→ DESCRIPTION OF THE TASK
From the first entry to the last, repeat them all exactly.

→ SOURCE DATA
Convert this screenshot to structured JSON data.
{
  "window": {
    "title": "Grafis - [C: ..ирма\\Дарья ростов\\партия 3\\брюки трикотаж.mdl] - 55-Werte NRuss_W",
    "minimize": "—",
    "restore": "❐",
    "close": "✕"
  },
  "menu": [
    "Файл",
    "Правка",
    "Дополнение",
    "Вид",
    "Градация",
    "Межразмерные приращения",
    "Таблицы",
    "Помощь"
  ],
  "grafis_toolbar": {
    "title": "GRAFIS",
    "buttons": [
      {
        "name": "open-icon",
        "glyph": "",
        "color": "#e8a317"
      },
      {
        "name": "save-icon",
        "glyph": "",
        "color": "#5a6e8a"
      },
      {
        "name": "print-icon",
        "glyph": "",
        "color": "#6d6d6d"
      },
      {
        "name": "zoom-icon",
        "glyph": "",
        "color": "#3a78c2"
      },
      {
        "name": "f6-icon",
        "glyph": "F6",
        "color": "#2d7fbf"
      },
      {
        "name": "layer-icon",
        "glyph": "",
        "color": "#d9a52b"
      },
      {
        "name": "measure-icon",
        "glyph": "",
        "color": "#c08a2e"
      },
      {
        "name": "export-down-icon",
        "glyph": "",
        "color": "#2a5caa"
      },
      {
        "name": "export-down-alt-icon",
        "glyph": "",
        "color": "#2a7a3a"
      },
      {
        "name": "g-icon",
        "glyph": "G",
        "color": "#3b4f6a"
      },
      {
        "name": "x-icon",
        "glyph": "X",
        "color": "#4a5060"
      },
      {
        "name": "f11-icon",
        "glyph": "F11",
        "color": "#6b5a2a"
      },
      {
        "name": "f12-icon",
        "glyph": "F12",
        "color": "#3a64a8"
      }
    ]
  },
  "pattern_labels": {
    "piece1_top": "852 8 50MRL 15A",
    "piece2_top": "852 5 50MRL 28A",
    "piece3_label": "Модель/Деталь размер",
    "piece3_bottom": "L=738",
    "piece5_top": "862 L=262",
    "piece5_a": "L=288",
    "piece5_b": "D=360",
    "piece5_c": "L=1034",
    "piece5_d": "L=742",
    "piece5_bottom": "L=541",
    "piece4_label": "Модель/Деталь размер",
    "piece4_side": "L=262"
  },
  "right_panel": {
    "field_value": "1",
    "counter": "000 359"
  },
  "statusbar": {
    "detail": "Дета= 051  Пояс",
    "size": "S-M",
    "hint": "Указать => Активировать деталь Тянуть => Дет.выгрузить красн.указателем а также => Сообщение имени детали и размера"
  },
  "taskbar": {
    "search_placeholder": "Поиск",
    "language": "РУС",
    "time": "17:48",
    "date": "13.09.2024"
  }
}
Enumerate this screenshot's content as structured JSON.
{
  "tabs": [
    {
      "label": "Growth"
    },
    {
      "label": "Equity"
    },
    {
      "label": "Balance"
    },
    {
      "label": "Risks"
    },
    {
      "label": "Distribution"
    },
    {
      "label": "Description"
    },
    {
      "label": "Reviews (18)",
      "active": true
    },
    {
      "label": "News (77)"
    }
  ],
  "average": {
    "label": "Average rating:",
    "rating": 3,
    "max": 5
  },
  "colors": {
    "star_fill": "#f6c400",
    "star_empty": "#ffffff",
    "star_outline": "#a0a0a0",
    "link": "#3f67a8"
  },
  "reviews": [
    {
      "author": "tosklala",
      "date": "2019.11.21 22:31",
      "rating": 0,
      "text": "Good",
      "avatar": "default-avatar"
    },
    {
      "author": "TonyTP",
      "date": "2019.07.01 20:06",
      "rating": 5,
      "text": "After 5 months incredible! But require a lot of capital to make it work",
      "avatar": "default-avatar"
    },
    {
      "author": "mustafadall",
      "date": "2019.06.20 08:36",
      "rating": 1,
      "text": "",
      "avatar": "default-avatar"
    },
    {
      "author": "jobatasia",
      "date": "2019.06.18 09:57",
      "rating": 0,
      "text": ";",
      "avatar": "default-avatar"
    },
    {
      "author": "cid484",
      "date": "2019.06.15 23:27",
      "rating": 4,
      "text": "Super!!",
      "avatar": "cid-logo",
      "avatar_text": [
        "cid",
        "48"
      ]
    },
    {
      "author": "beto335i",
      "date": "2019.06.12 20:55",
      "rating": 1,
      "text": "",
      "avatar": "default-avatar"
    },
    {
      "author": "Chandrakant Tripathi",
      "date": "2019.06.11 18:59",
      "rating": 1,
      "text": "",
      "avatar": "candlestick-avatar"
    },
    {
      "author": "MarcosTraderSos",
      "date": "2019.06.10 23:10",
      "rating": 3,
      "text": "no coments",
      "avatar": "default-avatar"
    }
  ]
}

→ SOLUTION TO THE PROBLEM
Convert this screenshot to structured JSON data.
{
  "window": {
    "title": "Grafis - [C: ..ирма\\Дарья ростов\\партия 3\\брюки трикотаж.mdl] - 55-Werte NRuss_W",
    "minimize": "—",
    "restore": "❐",
    "close": "✕"
  },
  "menu": [
    "Файл",
    "Правка",
    "Дополнение",
    "Вид",
    "Градация",
    "Межразмерные приращения",
    "Таблицы",
    "Помощь"
  ],
  "grafis_toolbar": {
    "title": "GRAFIS",
    "buttons": [
      {
        "name": "open-icon",
        "glyph": "",
        "color": "#e8a317"
      },
      {
        "name": "save-icon",
        "glyph": "",
        "color": "#5a6e8a"
      },
      {
        "name": "print-icon",
        "glyph": "",
        "color": "#6d6d6d"
      },
      {
        "name": "zoom-icon",
        "glyph": "",
        "color": "#3a78c2"
      },
      {
        "name": "f6-icon",
        "glyph": "F6",
        "color": "#2d7fbf"
      },
      {
        "name": "layer-icon",
        "glyph": "",
        "color": "#d9a52b"
      },
      {
        "name": "measure-icon",
        "glyph": "",
        "color": "#c08a2e"
      },
      {
        "name": "export-down-icon",
        "glyph": "",
        "color": "#2a5caa"
      },
      {
        "name": "export-down-alt-icon",
        "glyph": "",
        "color": "#2a7a3a"
      },
      {
        "name": "g-icon",
        "glyph": "G",
        "color": "#3b4f6a"
      },
      {
        "name": "x-icon",
        "glyph": "X",
        "color": "#4a5060"
      },
      {
        "name": "f11-icon",
        "glyph": "F11",
        "color": "#6b5a2a"
      },
      {
        "name": "f12-icon",
        "glyph": "F12",
        "color": "#3a64a8"
      }
    ]
  },
  "pattern_labels": {
    "piece1_top": "852 8 50MRL 15A",
    "piece2_top": "852 5 50MRL 28A",
    "piece3_label": "Модель/Деталь размер",
    "piece3_bottom": "L=738",
    "piece5_top": "862 L=262",
    "piece5_a": "L=288",
    "piece5_b": "D=360",
    "piece5_c": "L=1034",
    "piece5_d": "L=742",
    "piece5_bottom": "L=541",
    "piece4_label": "Модель/Деталь размер",
    "piece4_side": "L=262"
  },
  "right_panel": {
    "field_value": "1",
    "counter": "000 359"
  },
  "statusbar": {
    "detail": "Дета= 051  Пояс",
    "size": "S-M",
    "hint": "Указать => Активировать деталь Тянуть => Дет.выгрузить красн.указателем а также => Сообщение имени детали и размера"
  },
  "taskbar": {
    "search_placeholder": "Поиск",
    "language": "РУС",
    "time": "17:48",
    "date": "13.09.2024"
  }
}
Enumerate this screenshot's content as structured JSON.
{
  "tabs": [
    {
      "label": "Growth"
    },
    {
      "label": "Equity"
    },
    {
      "label": "Balance"
    },
    {
      "label": "Risks"
    },
    {
      "label": "Distribution"
    },
    {
      "label": "Description"
    },
    {
      "label": "Reviews (18)",
      "active": true
    },
    {
      "label": "News (77)"
    }
  ],
  "average": {
    "label": "Average rating:",
    "rating": 3,
    "max": 5
  },
  "colors": {
    "star_fill": "#f6c400",
    "star_empty": "#ffffff",
    "star_outline": "#a0a0a0",
    "link": "#3f67a8"
  },
  "reviews": [
    {
      "author": "tosklala",
      "date": "2019.11.21 22:31",
      "rating": 0,
      "text": "Good",
      "avatar": "default-avatar"
    },
    {
      "author": "TonyTP",
      "date": "2019.07.01 20:06",
      "rating": 5,
      "text": "After 5 months incredible! But require a lot of capital to make it work",
      "avatar": "default-avatar"
    },
    {
      "author": "mustafadall",
      "date": "2019.06.20 08:36",
      "rating": 1,
      "text": "",
      "avatar": "default-avatar"
    },
    {
      "author": "jobatasia",
      "date": "2019.06.18 09:57",
      "rating": 0,
      "text": ";",
      "avatar": "default-avatar"
    },
    {
      "author": "cid484",
      "date": "2019.06.15 23:27",
      "rating": 4,
      "text": "Super!!",
      "avatar": "cid-logo",
      "avatar_text": [
        "cid",
        "48"
      ]
    },
    {
      "author": "beto335i",
      "date": "2019.06.12 20:55",
      "rating": 1,
      "text": "",
      "avatar": "default-avatar"
    },
    {
      "author": "Chandrakant Tripathi",
      "date": "2019.06.11 18:59",
      "rating": 1,
      "text": "",
      "avatar": "candlestick-avatar"
    },
    {
      "author": "MarcosTraderSos",
      "date": "2019.06.10 23:10",
      "rating": 3,
      "text": "no coments",
      "avatar": "default-avatar"
    }
  ]
}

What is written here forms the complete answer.